I wanted to take a moment to talk about the importance of having other people– people you trust, who will also be honest with you– read your work. Even if you are already a famous, award-winning writer, for some reason reading my humble blog post right now instead of working on your next great masterpiece, this is true. Everyone has a different level of experience and a different perspective to offer, so guess what– even the opinions of friends and family who aren’t experienced writers themselves can tell you if your work communicates the message you intend it to. You will learn, with experience, what sort of critique is helpful to you, and what isn’t. When you try something someone suggests to you, if you end up not liking the change, you can always change back. Often, other people can see things that you can’t, simply because you can be too close to your own work.

I finished a literary fiction novel last year, and had sent it around a few places, but have been trying to find a publisher in earnest only the last four or five months. I have a 50% “success” rate with agents, by which I mean that my query letter 50% of the time has triggered a request from an agent to see the full manuscript. I gave up on agents fairly quickly, however, because I realized early on that the story does not have mainstream appeal, though the writing style itself is good (and this has also been what the agents I dealt with have told me). Though sales are always nice, of course!, I am predominantly interested in craft and expression with this book. I have opted to try to find a small press instead, one that specializes in this type of novel (literary fiction with elements of suspense / noir and wilderness / survival), and is perhaps less driven by factors affecting the mainstream market. The protagonist of the book is an elderly, chronically ill woman, someone who would traditionally be ignored by society. When her husband is murdered, she must defend her property from poachers on her own. She is an unreliable narrator and often doesn’t do what she “should.” She is a character who is trying to adjust to life changes, trying to survive, and sometimes makes bad choices in an effort to do so.
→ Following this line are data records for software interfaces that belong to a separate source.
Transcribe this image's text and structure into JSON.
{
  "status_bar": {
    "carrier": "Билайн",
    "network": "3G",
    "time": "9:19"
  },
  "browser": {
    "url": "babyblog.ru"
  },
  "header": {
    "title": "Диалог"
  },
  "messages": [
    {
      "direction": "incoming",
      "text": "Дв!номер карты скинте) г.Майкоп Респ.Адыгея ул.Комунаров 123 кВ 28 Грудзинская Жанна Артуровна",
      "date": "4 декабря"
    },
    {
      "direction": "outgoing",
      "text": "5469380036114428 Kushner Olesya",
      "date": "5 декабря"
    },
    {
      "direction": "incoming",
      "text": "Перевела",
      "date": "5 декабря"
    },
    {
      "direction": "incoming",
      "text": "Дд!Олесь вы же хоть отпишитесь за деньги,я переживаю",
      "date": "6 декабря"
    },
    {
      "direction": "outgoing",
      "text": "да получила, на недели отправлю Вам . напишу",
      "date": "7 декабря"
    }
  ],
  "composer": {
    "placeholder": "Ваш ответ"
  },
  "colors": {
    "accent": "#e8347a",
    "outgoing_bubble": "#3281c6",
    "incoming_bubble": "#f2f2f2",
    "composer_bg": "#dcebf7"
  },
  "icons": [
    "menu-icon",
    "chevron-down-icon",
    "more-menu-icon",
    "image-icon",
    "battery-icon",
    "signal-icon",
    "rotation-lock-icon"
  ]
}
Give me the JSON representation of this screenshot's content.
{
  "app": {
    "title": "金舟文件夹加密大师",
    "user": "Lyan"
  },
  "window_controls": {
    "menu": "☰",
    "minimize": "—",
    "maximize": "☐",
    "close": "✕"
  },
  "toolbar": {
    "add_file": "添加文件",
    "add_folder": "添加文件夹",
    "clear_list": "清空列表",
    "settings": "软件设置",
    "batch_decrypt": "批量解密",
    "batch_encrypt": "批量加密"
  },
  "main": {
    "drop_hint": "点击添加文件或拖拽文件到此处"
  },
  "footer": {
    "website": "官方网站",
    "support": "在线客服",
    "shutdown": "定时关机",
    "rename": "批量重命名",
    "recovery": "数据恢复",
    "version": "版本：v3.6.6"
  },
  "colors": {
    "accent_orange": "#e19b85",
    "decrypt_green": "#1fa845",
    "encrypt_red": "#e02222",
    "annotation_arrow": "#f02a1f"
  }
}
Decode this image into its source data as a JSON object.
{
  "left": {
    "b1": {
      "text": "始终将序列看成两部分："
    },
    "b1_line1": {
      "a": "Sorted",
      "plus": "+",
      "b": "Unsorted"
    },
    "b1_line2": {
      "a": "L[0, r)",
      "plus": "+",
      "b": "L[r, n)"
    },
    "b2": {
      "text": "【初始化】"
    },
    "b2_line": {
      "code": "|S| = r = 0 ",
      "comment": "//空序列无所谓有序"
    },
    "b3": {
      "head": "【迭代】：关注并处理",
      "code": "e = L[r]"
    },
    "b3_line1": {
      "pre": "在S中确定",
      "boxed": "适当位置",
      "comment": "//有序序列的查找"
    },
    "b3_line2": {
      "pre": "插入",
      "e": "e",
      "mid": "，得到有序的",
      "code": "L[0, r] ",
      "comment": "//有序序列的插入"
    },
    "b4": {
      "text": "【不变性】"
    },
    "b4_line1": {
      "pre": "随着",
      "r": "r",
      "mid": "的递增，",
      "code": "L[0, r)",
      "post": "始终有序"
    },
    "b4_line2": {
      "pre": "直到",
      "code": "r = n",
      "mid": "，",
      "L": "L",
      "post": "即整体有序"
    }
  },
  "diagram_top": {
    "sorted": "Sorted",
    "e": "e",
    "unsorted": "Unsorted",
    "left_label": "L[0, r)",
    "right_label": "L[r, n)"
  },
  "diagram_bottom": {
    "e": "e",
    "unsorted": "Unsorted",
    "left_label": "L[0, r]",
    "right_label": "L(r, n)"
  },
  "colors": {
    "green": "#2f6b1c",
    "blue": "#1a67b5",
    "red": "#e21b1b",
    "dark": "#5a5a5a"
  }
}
I hadn’t allotted the book a great deal of importance, aside from personal significance, I suppose because I wrote it mostly for myself, and it is my first novel, so I very much wanted to have realistic expectations. (For the record, I’ve often felt I would be more successful if I had a bigger ego– I’m just not sure how to go about nurturing one.) But when I told my talented editor friend about the book, and he asked to see the synopsis, he pointed out that it deals with important issues such as isolation and care of the elderly and chronically ill; it has a subversive aspect in that the female character successfully takes her husband’s place; it has a concern for the environment and the treatment of animals. “These are the elements you should be marketing,” he told me.

And magically, a light went on. My perspective changed. These are the wonderful moments as a human being, I think, when the world shifts around you, not because the world itself has changed, but because your viewpoint has. This is why the risk of showing your work to someone you respect, making yourself vulnerable, is often worth it. Suddenly, I understood that my little book had more weight than what I myself had been giving it. The issues I had cared about when actually writing it had shone through. I remembered why I had written it in the first place. Sometimes we get so involved in the business of our own lives, we forget ourselves.

I have revised my query letter accordingly, and it is ready to send to several small presses I have my eye on that are opening January 1st. Many thanks to my friend, who took the time, despite having a busy week of his own, to look at my work. I will keep everyone posted with the results.